◆ Task requirements
How many lines in the data below have the string "Exit"? Reply with the number alone.

Stored items:
++++++
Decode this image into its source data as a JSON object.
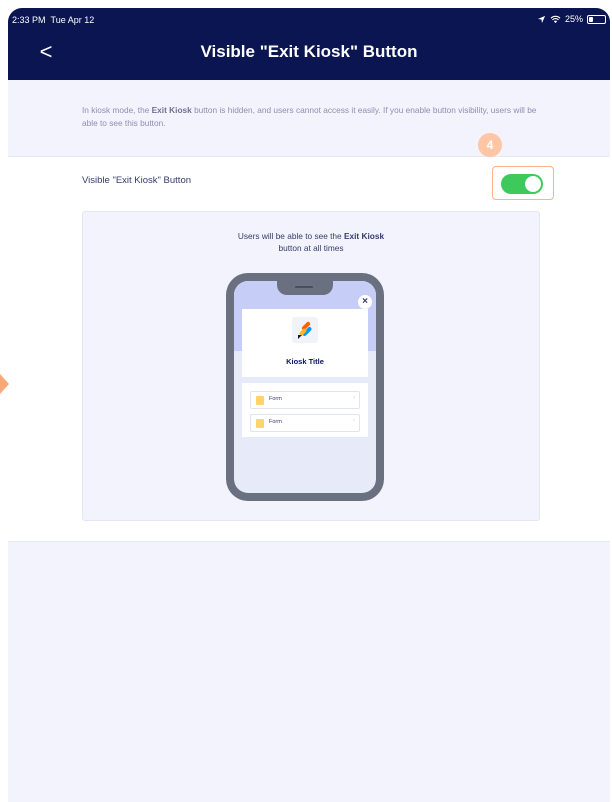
{
  "status_bar": {
    "time": "2:33 PM",
    "date": "Tue Apr 12",
    "battery_text": "25%",
    "battery_level_percent": 25
  },
  "nav": {
    "back_icon": "chevron-left-icon",
    "back_glyph": "<",
    "title": "Visible \"Exit Kiosk\" Button"
  },
  "description": {
    "prefix": "In kiosk mode, the ",
    "bold": "Exit Kiosk",
    "suffix": " button is hidden, and users cannot access it easily. If you enable button visibility, users will be able to see this button."
  },
  "setting": {
    "label": "Visible \"Exit Kiosk\" Button",
    "enabled": true,
    "step_badge": "4"
  },
  "preview": {
    "text_prefix": "Users will be able to see the ",
    "text_bold": "Exit Kiosk",
    "text_suffix": " button at all times",
    "kiosk_title": "Kiosk Title",
    "close_glyph": "×",
    "forms": [
      {
        "label": "Form"
      },
      {
        "label": "Form"
      }
    ]
  },
  "colors": {
    "header_bg": "#0a1551",
    "toggle_on": "#3dca5b",
    "highlight": "#ffb386",
    "page_bg": "#f3f3fd"
  }
}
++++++
◆ Written answer
4